> [PROBLEM TO WORK ON] Below is a block of records; reproduce all of them exactly and leave out any pictures.

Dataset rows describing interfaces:
BEGIN

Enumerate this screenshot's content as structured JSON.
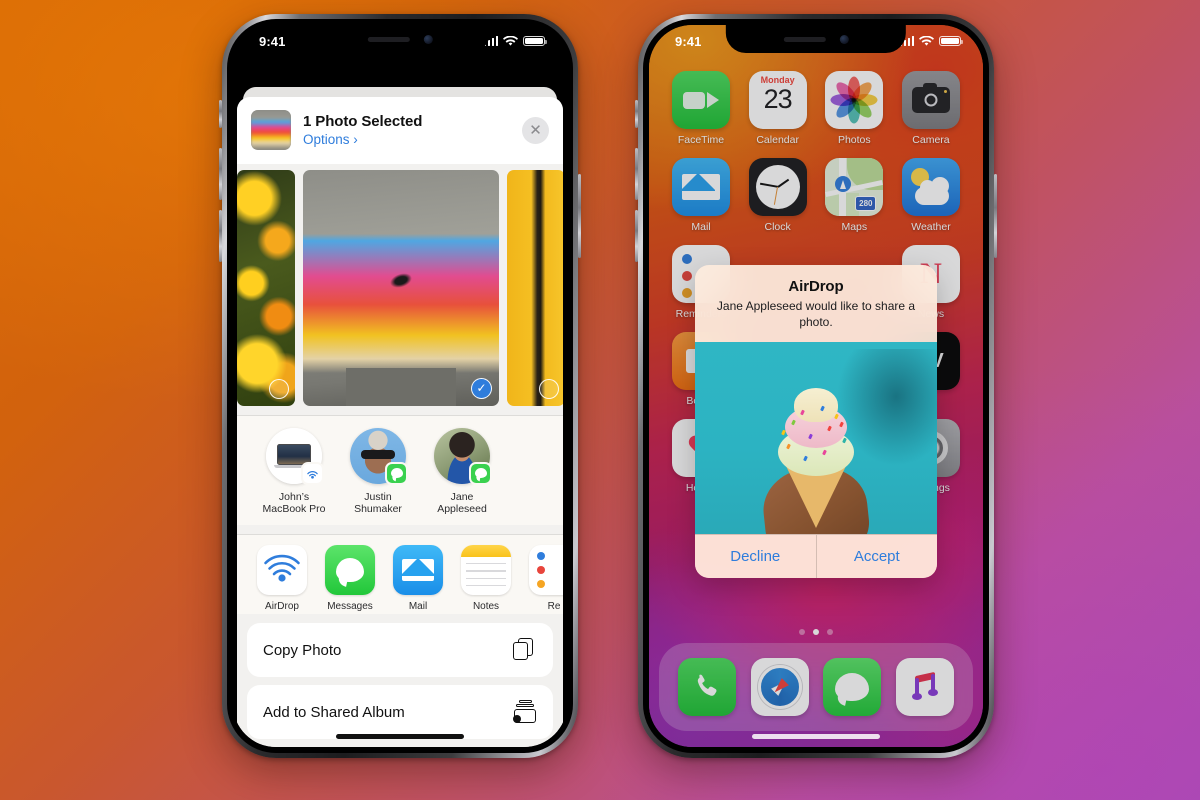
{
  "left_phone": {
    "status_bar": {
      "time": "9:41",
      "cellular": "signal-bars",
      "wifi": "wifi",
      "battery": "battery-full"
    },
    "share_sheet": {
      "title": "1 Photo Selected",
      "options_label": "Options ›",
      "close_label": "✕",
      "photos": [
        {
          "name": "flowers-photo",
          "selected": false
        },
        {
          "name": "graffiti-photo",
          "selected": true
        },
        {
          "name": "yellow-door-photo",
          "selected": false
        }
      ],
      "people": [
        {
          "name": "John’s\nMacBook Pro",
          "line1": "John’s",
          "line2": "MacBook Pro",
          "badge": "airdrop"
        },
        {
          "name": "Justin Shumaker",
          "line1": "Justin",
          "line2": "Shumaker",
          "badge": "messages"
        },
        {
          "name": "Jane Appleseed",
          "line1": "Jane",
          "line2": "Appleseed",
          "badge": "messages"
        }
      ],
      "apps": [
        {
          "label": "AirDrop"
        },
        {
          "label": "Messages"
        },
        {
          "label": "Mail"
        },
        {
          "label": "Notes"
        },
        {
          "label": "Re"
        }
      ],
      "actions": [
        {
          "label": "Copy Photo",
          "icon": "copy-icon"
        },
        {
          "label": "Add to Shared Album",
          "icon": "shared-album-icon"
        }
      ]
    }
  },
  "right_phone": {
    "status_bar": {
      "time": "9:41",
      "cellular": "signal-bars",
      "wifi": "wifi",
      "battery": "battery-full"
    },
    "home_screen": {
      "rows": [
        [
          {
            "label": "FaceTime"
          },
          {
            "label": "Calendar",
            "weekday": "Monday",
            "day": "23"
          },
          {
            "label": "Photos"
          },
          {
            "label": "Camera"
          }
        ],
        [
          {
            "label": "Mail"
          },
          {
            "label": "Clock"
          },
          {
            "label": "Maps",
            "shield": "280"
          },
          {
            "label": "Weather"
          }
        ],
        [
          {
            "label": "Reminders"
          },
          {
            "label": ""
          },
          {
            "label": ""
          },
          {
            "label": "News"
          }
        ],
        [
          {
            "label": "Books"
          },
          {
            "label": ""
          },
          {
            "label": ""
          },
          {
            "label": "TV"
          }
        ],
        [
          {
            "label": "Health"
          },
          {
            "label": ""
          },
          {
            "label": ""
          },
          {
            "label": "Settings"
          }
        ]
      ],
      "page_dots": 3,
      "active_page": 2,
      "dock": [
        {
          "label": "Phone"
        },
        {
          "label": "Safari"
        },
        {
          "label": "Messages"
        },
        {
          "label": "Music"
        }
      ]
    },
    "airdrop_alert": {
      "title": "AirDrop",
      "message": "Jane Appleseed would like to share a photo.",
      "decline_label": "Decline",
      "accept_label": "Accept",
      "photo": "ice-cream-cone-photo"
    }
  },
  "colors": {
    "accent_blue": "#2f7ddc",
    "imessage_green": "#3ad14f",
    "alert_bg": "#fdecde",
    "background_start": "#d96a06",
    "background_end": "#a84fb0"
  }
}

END

> [THE COMPLETED TASK]
Enumerate this screenshot's content as structured JSON.
{
  "left_phone": {
    "status_bar": {
      "time": "9:41",
      "cellular": "signal-bars",
      "wifi": "wifi",
      "battery": "battery-full"
    },
    "share_sheet": {
      "title": "1 Photo Selected",
      "options_label": "Options ›",
      "close_label": "✕",
      "photos": [
        {
          "name": "flowers-photo",
          "selected": false
        },
        {
          "name": "graffiti-photo",
          "selected": true
        },
        {
          "name": "yellow-door-photo",
          "selected": false
        }
      ],
      "people": [
        {
          "name": "John’s\nMacBook Pro",
          "line1": "John’s",
          "line2": "MacBook Pro",
          "badge": "airdrop"
        },
        {
          "name": "Justin Shumaker",
          "line1": "Justin",
          "line2": "Shumaker",
          "badge": "messages"
        },
        {
          "name": "Jane Appleseed",
          "line1": "Jane",
          "line2": "Appleseed",
          "badge": "messages"
        }
      ],
      "apps": [
        {
          "label": "AirDrop"
        },
        {
          "label": "Messages"
        },
        {
          "label": "Mail"
        },
        {
          "label": "Notes"
        },
        {
          "label": "Re"
        }
      ],
      "actions": [
        {
          "label": "Copy Photo",
          "icon": "copy-icon"
        },
        {
          "label": "Add to Shared Album",
          "icon": "shared-album-icon"
        }
      ]
    }
  },
  "right_phone": {
    "status_bar": {
      "time": "9:41",
      "cellular": "signal-bars",
      "wifi": "wifi",
      "battery": "battery-full"
    },
    "home_screen": {
      "rows": [
        [
          {
            "label": "FaceTime"
          },
          {
            "label": "Calendar",
            "weekday": "Monday",
            "day": "23"
          },
          {
            "label": "Photos"
          },
          {
            "label": "Camera"
          }
        ],
        [
          {
            "label": "Mail"
          },
          {
            "label": "Clock"
          },
          {
            "label": "Maps",
            "shield": "280"
          },
          {
            "label": "Weather"
          }
        ],
        [
          {
            "label": "Reminders"
          },
          {
            "label": ""
          },
          {
            "label": ""
          },
          {
            "label": "News"
          }
        ],
        [
          {
            "label": "Books"
          },
          {
            "label": ""
          },
          {
            "label": ""
          },
          {
            "label": "TV"
          }
        ],
        [
          {
            "label": "Health"
          },
          {
            "label": ""
          },
          {
            "label": ""
          },
          {
            "label": "Settings"
          }
        ]
      ],
      "page_dots": 3,
      "active_page": 2,
      "dock": [
        {
          "label": "Phone"
        },
        {
          "label": "Safari"
        },
        {
          "label": "Messages"
        },
        {
          "label": "Music"
        }
      ]
    },
    "airdrop_alert": {
      "title": "AirDrop",
      "message": "Jane Appleseed would like to share a photo.",
      "decline_label": "Decline",
      "accept_label": "Accept",
      "photo": "ice-cream-cone-photo"
    }
  },
  "colors": {
    "accent_blue": "#2f7ddc",
    "imessage_green": "#3ad14f",
    "alert_bg": "#fdecde",
    "background_start": "#d96a06",
    "background_end": "#a84fb0"
  }
}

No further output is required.